> **Task directions**
Using the data below, please return every line exactly as given.

(Data about app and page elements)
-- Opening Marker --

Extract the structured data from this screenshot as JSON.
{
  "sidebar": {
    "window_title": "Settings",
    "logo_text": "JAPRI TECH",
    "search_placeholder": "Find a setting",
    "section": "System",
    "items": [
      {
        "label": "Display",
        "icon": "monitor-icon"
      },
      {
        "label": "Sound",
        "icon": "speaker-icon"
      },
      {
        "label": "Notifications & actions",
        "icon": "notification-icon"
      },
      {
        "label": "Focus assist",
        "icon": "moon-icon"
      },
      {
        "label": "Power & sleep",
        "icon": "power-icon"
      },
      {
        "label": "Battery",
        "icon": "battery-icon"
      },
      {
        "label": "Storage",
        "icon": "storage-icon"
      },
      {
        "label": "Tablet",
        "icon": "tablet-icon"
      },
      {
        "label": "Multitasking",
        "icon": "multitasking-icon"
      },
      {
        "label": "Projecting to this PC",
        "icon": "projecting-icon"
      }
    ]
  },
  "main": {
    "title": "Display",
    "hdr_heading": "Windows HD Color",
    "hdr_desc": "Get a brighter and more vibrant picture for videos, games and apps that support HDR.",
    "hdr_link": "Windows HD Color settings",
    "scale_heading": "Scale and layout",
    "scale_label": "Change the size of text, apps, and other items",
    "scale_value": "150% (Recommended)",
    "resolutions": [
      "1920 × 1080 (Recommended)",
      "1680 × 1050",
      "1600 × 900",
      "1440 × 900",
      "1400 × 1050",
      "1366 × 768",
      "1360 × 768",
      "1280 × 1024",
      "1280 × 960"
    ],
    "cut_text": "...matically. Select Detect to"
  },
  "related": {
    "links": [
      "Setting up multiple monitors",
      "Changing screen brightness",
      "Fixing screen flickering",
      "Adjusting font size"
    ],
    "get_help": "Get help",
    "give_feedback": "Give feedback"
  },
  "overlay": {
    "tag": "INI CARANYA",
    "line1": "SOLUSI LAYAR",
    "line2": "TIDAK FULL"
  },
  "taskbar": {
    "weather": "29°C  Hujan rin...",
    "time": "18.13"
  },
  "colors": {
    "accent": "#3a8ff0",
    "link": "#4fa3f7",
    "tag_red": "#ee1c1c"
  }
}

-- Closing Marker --

> **Task output**
Extract the structured data from this screenshot as JSON.
{
  "sidebar": {
    "window_title": "Settings",
    "logo_text": "JAPRI TECH",
    "search_placeholder": "Find a setting",
    "section": "System",
    "items": [
      {
        "label": "Display",
        "icon": "monitor-icon"
      },
      {
        "label": "Sound",
        "icon": "speaker-icon"
      },
      {
        "label": "Notifications & actions",
        "icon": "notification-icon"
      },
      {
        "label": "Focus assist",
        "icon": "moon-icon"
      },
      {
        "label": "Power & sleep",
        "icon": "power-icon"
      },
      {
        "label": "Battery",
        "icon": "battery-icon"
      },
      {
        "label": "Storage",
        "icon": "storage-icon"
      },
      {
        "label": "Tablet",
        "icon": "tablet-icon"
      },
      {
        "label": "Multitasking",
        "icon": "multitasking-icon"
      },
      {
        "label": "Projecting to this PC",
        "icon": "projecting-icon"
      }
    ]
  },
  "main": {
    "title": "Display",
    "hdr_heading": "Windows HD Color",
    "hdr_desc": "Get a brighter and more vibrant picture for videos, games and apps that support HDR.",
    "hdr_link": "Windows HD Color settings",
    "scale_heading": "Scale and layout",
    "scale_label": "Change the size of text, apps, and other items",
    "scale_value": "150% (Recommended)",
    "resolutions": [
      "1920 × 1080 (Recommended)",
      "1680 × 1050",
      "1600 × 900",
      "1440 × 900",
      "1400 × 1050",
      "1366 × 768",
      "1360 × 768",
      "1280 × 1024",
      "1280 × 960"
    ],
    "cut_text": "...matically. Select Detect to"
  },
  "related": {
    "links": [
      "Setting up multiple monitors",
      "Changing screen brightness",
      "Fixing screen flickering",
      "Adjusting font size"
    ],
    "get_help": "Get help",
    "give_feedback": "Give feedback"
  },
  "overlay": {
    "tag": "INI CARANYA",
    "line1": "SOLUSI LAYAR",
    "line2": "TIDAK FULL"
  },
  "taskbar": {
    "weather": "29°C  Hujan rin...",
    "time": "18.13"
  },
  "colors": {
    "accent": "#3a8ff0",
    "link": "#4fa3f7",
    "tag_red": "#ee1c1c"
  }
}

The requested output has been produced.